• Task description
Type out every line of the data again, exactly.

• Raw data
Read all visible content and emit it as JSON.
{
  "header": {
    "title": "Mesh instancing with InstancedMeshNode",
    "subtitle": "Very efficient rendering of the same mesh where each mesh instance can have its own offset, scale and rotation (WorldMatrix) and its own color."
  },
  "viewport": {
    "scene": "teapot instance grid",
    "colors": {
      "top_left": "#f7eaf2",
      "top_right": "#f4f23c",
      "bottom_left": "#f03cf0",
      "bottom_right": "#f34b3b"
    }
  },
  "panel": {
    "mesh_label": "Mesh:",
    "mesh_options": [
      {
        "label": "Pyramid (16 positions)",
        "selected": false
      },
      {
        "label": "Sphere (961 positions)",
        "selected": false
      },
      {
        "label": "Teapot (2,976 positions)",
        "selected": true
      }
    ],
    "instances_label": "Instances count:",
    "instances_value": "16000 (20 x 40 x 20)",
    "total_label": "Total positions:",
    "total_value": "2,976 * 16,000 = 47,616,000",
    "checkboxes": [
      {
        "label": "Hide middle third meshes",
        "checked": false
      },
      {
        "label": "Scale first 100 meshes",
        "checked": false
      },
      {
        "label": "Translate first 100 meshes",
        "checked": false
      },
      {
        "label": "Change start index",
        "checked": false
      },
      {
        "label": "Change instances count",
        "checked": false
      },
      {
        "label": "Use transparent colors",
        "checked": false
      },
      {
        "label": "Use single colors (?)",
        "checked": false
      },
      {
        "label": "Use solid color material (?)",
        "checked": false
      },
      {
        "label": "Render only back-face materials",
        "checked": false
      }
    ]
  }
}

• Written solution
Read all visible content and emit it as JSON.
{
  "header": {
    "title": "Mesh instancing with InstancedMeshNode",
    "subtitle": "Very efficient rendering of the same mesh where each mesh instance can have its own offset, scale and rotation (WorldMatrix) and its own color."
  },
  "viewport": {
    "scene": "teapot instance grid",
    "colors": {
      "top_left": "#f7eaf2",
      "top_right": "#f4f23c",
      "bottom_left": "#f03cf0",
      "bottom_right": "#f34b3b"
    }
  },
  "panel": {
    "mesh_label": "Mesh:",
    "mesh_options": [
      {
        "label": "Pyramid (16 positions)",
        "selected": false
      },
      {
        "label": "Sphere (961 positions)",
        "selected": false
      },
      {
        "label": "Teapot (2,976 positions)",
        "selected": true
      }
    ],
    "instances_label": "Instances count:",
    "instances_value": "16000 (20 x 40 x 20)",
    "total_label": "Total positions:",
    "total_value": "2,976 * 16,000 = 47,616,000",
    "checkboxes": [
      {
        "label": "Hide middle third meshes",
        "checked": false
      },
      {
        "label": "Scale first 100 meshes",
        "checked": false
      },
      {
        "label": "Translate first 100 meshes",
        "checked": false
      },
      {
        "label": "Change start index",
        "checked": false
      },
      {
        "label": "Change instances count",
        "checked": false
      },
      {
        "label": "Use transparent colors",
        "checked": false
      },
      {
        "label": "Use single colors (?)",
        "checked": false
      },
      {
        "label": "Use solid color material (?)",
        "checked": false
      },
      {
        "label": "Render only back-face materials",
        "checked": false
      }
    ]
  }
}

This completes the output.